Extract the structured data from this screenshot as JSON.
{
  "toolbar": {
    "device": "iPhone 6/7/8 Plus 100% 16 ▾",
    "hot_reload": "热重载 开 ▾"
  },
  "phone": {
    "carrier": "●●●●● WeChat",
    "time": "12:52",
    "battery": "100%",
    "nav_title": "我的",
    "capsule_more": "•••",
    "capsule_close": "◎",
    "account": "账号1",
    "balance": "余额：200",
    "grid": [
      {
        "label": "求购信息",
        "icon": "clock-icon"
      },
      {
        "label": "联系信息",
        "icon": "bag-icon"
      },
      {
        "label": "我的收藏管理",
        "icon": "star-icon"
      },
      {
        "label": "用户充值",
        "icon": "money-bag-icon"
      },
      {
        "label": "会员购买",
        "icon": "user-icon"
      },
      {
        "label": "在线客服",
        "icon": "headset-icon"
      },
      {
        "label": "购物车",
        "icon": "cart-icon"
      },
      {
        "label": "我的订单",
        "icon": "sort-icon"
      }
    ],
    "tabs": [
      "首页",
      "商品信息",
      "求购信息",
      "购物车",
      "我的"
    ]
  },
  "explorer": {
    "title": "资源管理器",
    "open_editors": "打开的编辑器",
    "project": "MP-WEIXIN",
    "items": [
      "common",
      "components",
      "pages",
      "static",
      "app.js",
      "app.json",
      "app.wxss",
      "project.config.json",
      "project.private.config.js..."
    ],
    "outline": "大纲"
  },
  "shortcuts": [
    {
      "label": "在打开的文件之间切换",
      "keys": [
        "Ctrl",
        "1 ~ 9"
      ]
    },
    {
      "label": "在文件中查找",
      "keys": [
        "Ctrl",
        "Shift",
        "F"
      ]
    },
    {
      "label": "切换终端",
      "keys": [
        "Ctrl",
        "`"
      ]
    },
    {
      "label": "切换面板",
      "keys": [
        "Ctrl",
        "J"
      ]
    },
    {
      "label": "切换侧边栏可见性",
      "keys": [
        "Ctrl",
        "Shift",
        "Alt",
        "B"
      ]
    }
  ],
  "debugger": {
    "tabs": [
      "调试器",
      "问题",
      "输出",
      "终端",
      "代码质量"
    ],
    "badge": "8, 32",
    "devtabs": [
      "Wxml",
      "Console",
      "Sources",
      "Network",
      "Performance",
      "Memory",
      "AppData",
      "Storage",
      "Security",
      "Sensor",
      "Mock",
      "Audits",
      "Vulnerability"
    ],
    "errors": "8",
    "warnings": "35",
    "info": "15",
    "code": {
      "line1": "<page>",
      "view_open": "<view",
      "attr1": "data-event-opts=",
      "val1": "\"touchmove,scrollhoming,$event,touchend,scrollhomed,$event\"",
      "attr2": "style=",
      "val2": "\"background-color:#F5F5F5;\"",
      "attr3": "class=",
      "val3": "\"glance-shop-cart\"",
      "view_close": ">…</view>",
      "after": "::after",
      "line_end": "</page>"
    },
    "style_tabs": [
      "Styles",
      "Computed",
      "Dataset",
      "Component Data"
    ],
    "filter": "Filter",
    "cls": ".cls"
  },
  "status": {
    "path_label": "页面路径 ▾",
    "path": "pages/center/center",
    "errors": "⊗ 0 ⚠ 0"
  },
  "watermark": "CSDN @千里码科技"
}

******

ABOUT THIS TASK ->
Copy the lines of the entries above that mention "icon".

SOLUTION TO THE EXERCISE ->
        "icon": "clock-icon"
        "icon": "bag-icon"
        "icon": "star-icon"
        "icon": "money-bag-icon"
        "icon": "user-icon"
        "icon": "headset-icon"
        "icon": "cart-icon"
        "icon": "sort-icon"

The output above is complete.